- _REQUIREMENT_: Would you please return every line from the listing that contains the word "type"?

== Segment start ==

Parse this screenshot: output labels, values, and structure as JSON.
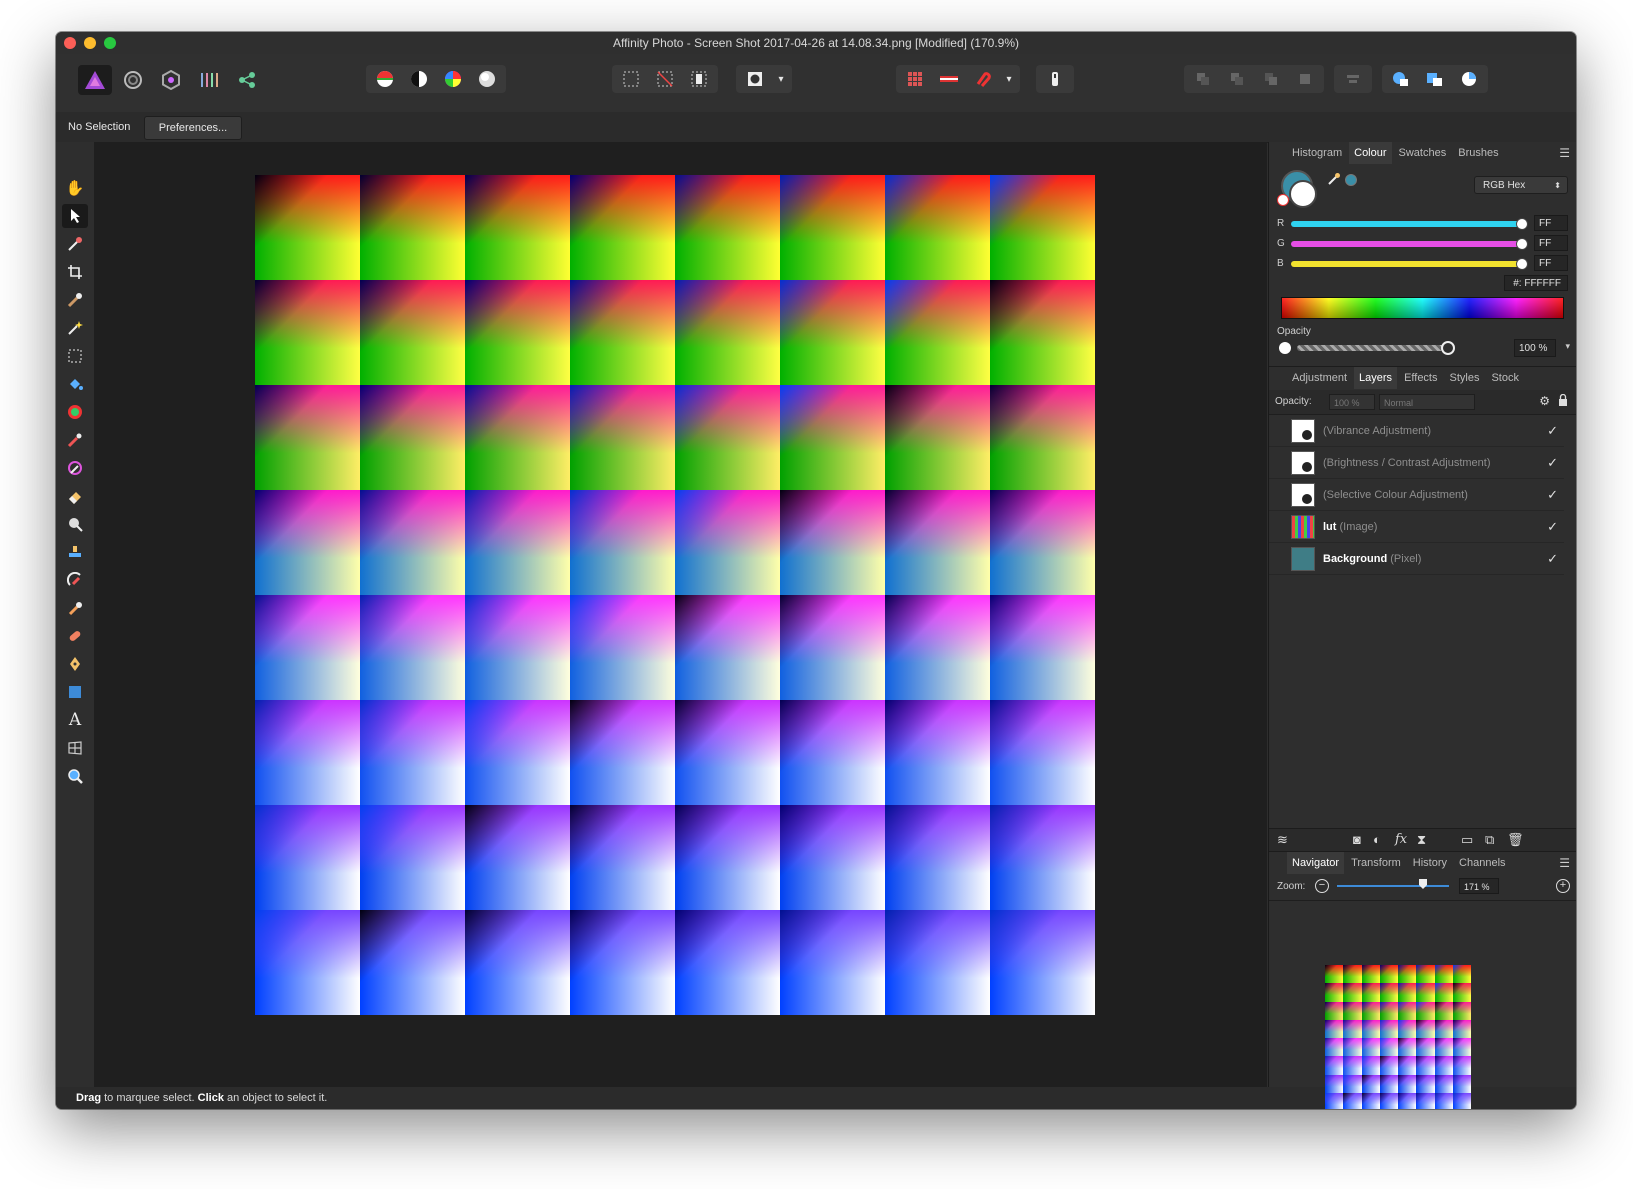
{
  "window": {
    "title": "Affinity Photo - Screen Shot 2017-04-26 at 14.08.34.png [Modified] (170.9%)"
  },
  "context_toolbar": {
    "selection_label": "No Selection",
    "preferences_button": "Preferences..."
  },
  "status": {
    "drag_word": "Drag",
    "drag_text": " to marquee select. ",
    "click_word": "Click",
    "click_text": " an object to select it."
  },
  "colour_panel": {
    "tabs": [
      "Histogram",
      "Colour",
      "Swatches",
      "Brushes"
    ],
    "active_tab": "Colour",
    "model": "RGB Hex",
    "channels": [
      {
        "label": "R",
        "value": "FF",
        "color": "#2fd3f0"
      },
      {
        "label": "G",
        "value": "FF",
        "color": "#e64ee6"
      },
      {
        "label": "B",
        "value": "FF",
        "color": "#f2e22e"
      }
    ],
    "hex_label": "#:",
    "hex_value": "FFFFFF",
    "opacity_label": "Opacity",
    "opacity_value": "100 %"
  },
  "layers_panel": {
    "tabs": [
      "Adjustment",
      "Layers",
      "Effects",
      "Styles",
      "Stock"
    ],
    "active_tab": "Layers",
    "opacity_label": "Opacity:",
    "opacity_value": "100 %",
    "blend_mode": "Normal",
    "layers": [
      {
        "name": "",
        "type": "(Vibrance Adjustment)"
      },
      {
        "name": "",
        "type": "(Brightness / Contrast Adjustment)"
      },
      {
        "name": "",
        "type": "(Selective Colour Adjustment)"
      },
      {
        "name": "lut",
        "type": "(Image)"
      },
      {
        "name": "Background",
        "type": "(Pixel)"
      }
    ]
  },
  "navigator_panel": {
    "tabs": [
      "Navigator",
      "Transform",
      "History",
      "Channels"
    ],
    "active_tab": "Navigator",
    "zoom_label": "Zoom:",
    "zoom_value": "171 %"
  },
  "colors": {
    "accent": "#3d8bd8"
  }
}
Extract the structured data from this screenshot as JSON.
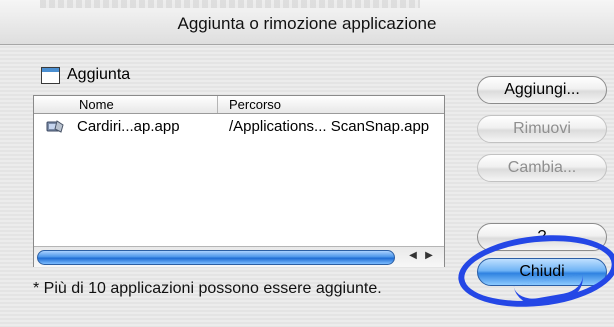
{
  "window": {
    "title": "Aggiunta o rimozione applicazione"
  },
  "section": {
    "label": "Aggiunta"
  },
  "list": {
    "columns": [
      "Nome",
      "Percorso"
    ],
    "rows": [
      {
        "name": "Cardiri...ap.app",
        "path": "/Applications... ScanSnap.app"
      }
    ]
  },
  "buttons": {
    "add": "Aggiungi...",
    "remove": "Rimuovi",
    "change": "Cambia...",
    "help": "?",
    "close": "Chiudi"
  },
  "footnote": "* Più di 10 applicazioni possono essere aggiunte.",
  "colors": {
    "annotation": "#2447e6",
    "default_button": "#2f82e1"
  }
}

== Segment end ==
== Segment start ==

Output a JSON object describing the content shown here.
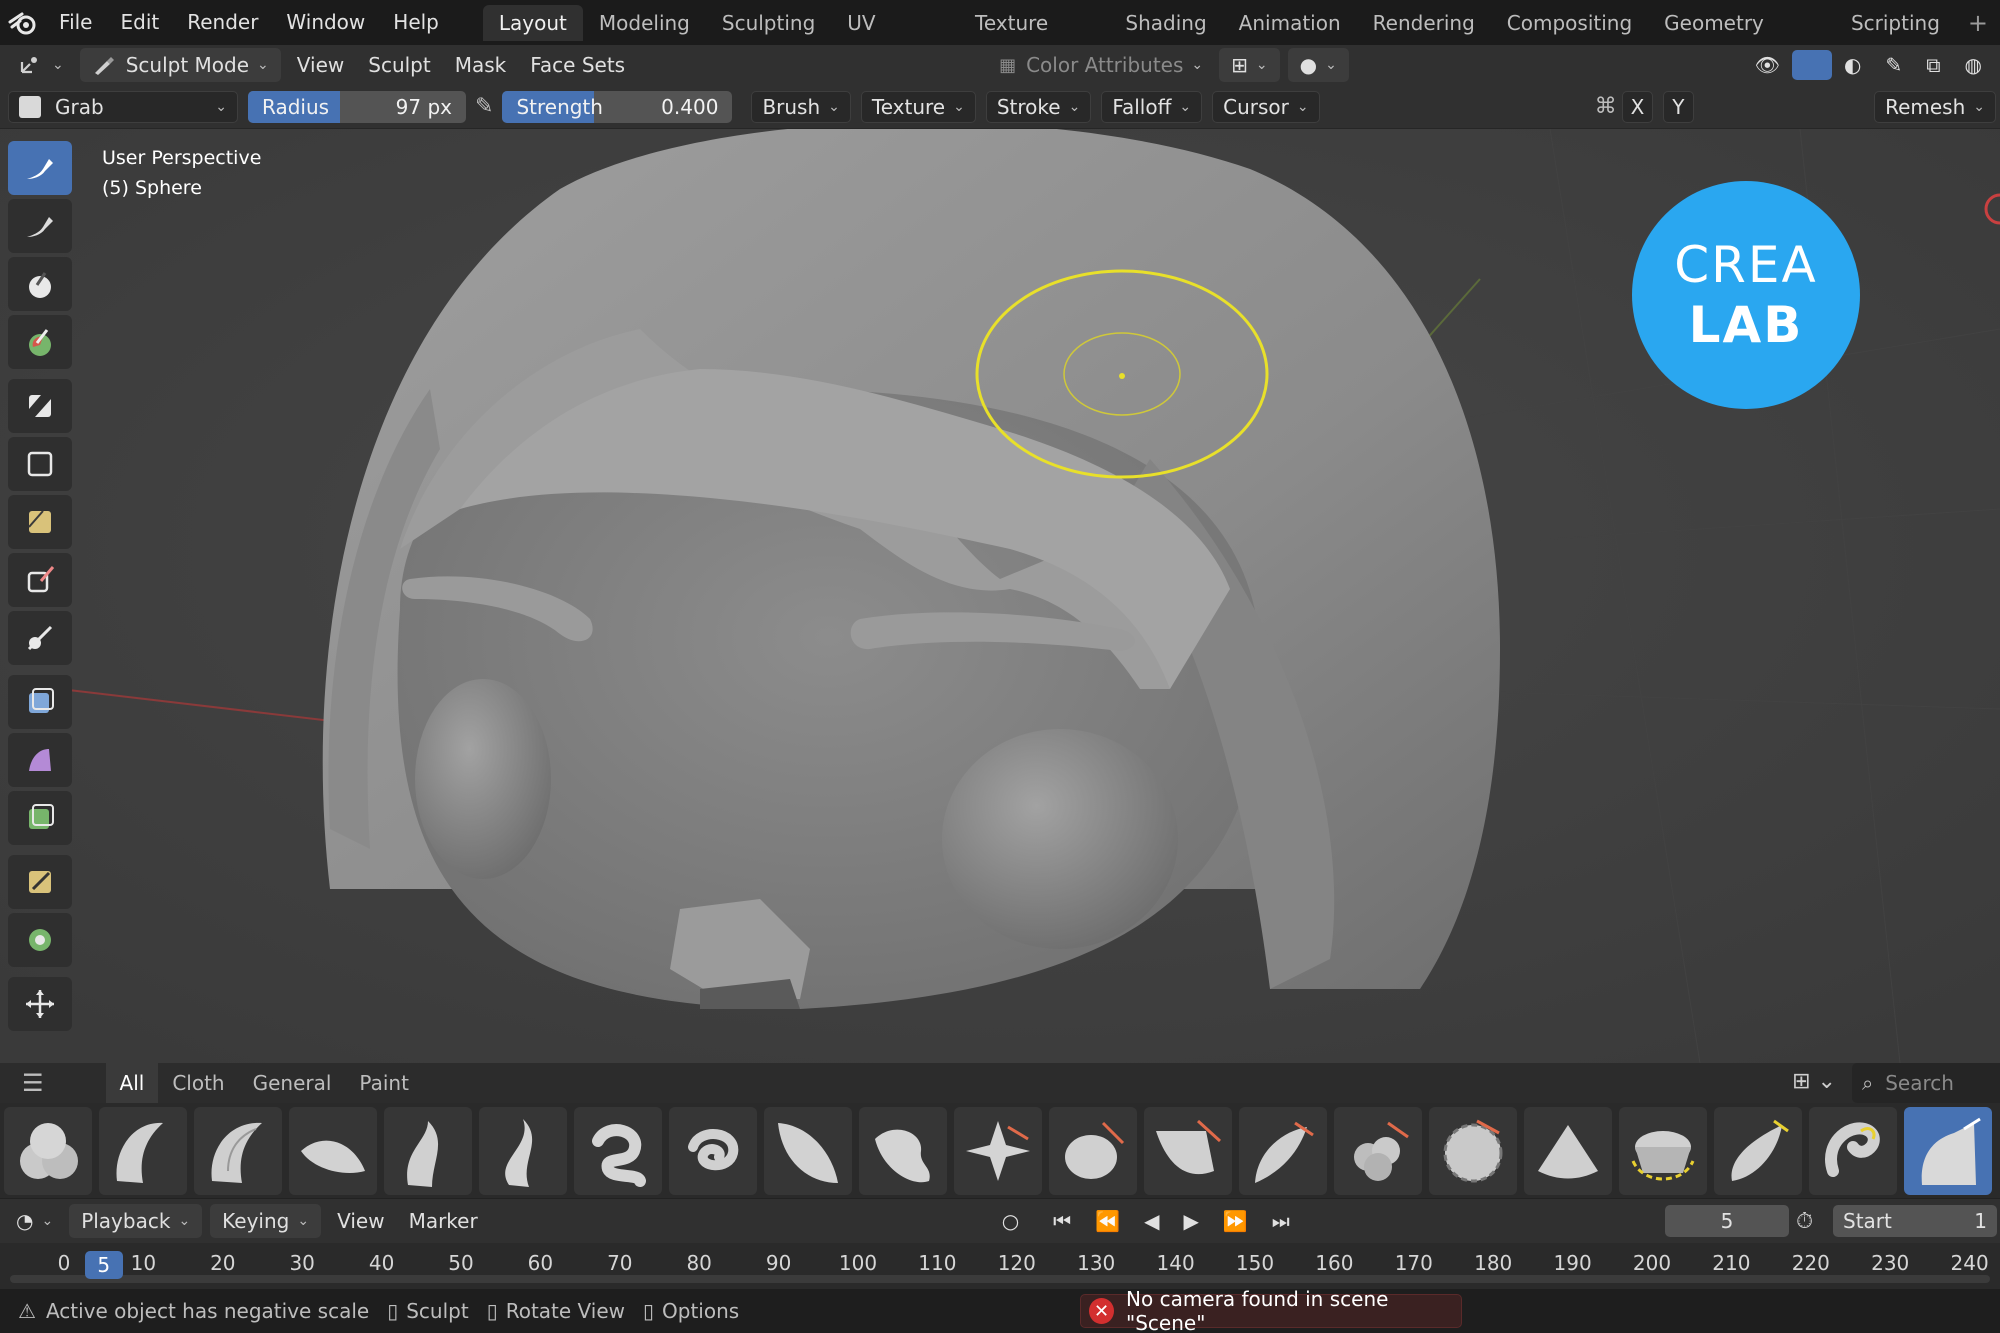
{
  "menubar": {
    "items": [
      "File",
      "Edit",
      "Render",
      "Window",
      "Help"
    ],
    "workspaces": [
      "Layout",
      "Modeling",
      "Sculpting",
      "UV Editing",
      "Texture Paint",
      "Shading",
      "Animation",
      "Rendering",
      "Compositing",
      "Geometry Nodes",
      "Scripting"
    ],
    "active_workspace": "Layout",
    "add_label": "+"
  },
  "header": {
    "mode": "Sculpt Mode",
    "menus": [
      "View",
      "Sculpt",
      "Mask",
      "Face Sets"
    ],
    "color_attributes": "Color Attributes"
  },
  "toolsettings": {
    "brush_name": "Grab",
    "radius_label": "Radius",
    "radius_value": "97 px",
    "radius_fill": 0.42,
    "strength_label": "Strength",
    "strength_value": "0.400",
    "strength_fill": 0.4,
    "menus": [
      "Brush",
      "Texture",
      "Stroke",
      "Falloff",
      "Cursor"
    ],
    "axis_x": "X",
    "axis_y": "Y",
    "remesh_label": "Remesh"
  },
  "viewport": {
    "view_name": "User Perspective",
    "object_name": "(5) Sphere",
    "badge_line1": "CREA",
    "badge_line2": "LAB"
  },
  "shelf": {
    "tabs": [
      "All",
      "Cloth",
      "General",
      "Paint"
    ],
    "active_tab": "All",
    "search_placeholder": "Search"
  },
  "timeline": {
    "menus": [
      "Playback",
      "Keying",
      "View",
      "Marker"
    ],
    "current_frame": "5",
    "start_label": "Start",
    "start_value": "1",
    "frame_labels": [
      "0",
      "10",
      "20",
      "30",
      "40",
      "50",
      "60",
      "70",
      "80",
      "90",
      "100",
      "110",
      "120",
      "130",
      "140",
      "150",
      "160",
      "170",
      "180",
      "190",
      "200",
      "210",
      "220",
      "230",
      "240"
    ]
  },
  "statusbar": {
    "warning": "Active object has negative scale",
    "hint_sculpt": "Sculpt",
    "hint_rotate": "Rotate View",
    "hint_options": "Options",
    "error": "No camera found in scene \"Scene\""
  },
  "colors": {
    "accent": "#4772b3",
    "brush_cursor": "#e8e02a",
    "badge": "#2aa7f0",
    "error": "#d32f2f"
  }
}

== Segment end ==
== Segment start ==

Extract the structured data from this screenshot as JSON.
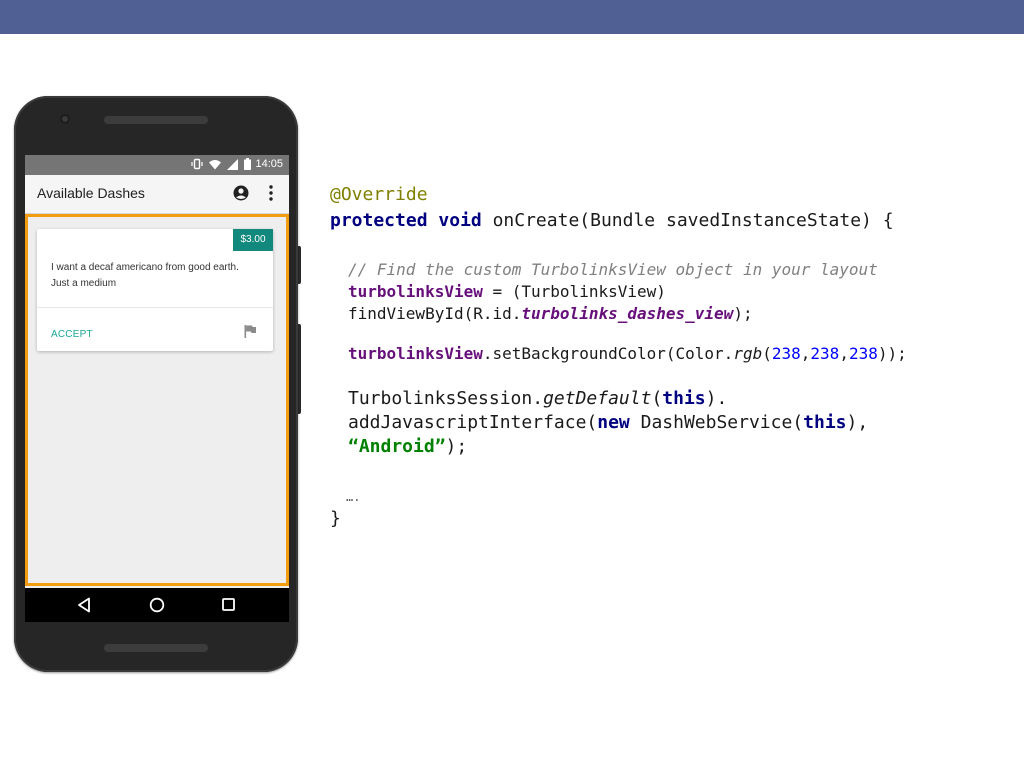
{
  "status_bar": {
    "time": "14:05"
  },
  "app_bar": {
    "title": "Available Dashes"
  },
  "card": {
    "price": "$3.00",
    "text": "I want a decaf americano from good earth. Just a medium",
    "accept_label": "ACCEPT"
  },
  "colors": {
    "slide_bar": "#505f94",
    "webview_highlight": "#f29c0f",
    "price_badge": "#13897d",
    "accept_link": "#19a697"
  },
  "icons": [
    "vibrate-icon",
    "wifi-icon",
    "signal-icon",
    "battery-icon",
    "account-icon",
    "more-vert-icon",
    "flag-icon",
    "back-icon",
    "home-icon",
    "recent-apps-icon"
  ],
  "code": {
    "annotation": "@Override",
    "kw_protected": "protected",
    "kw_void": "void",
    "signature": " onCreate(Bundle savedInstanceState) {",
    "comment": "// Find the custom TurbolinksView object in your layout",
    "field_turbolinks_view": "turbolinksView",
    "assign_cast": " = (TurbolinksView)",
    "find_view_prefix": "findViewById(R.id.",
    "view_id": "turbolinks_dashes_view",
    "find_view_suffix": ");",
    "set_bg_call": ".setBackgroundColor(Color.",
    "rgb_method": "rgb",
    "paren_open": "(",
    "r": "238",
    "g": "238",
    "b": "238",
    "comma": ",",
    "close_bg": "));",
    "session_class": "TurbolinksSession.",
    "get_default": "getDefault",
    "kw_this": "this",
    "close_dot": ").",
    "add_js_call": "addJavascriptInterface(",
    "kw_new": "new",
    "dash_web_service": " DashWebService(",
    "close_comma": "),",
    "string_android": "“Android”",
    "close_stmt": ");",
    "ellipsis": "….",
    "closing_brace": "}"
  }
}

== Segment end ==

- _RESPONSE TO THIS EXERCISE_:
        "type": "(Vibrance Adjustment)"
        "type": "(Brightness / Contrast Adjustment)"
        "type": "(Selective Colour Adjustment)"
        "type": "(Image)"
        "type": "(Pixel)"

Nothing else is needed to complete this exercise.